The first major film to come out about the ongoing #MeToo investigations into Harvey Weinstein is the documentary directed by Ursula Macfarlane. Her film details the sexual abuse allegations against Weinstein, who was ultimately found guilty of rape in the third degree and of criminal sexual assault in the first degree, while trying to contextualize the scandal by revisiting the early years of Weinstein and his brother, Bob. The film features interviews with former colleagues and accusers, including actresses Patricia Arquette and Paz de la Huerta. The film’s initial release also coincided with a number of other projects tackling his story, from Law & Order: Special Victims Unit to Ronan Farrow’s gripping novel, Catch and Kill.

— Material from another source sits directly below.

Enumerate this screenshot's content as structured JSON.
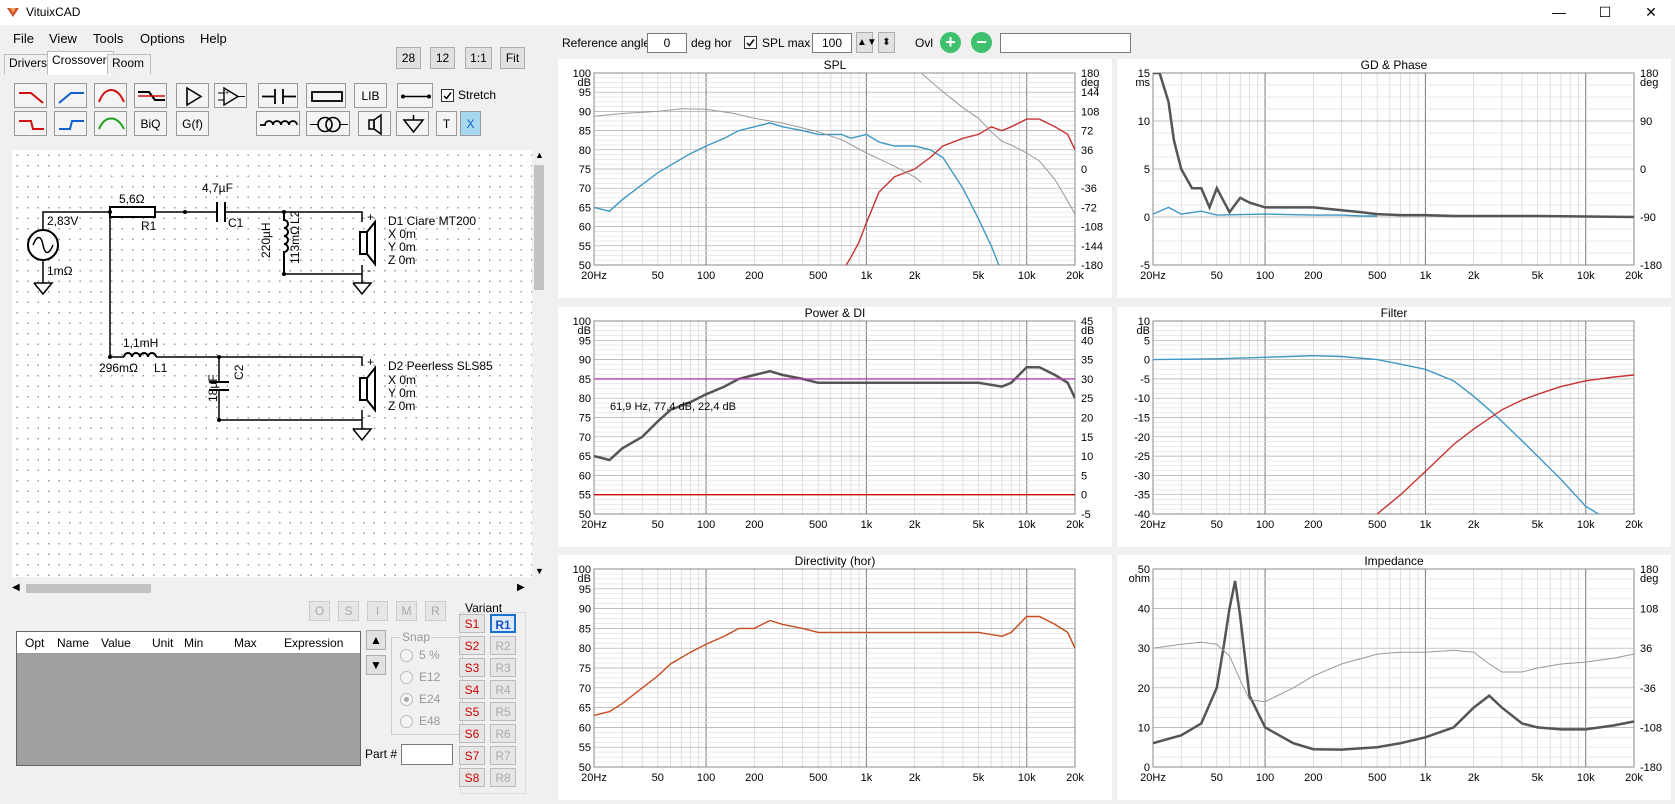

If you’ve never heard of Bhagwan Shree Rajneesh or the residents of Rajneeshpuram, the events of Wild Wild Country unfold like something out of a Gillian Flynn story: residents of a small, rural town in 1980s Oregon find themselves at odds with a strange spiritual sect and the indomitable woman who stands at the right hand of its center. The Emmy-winning six-part docuseries, directed by brothers Maclain and Chapman Way, tells the captivating, real-life story of the rise and fall of the Rajneeshees and their mercurial mastermind, Ma Anand Sheela, through present-day interviews as well as archival news footage, which serves as a surreal reminder of the story’s real-life grounding when events escalate to levels too outrageous for even the most ardent believer.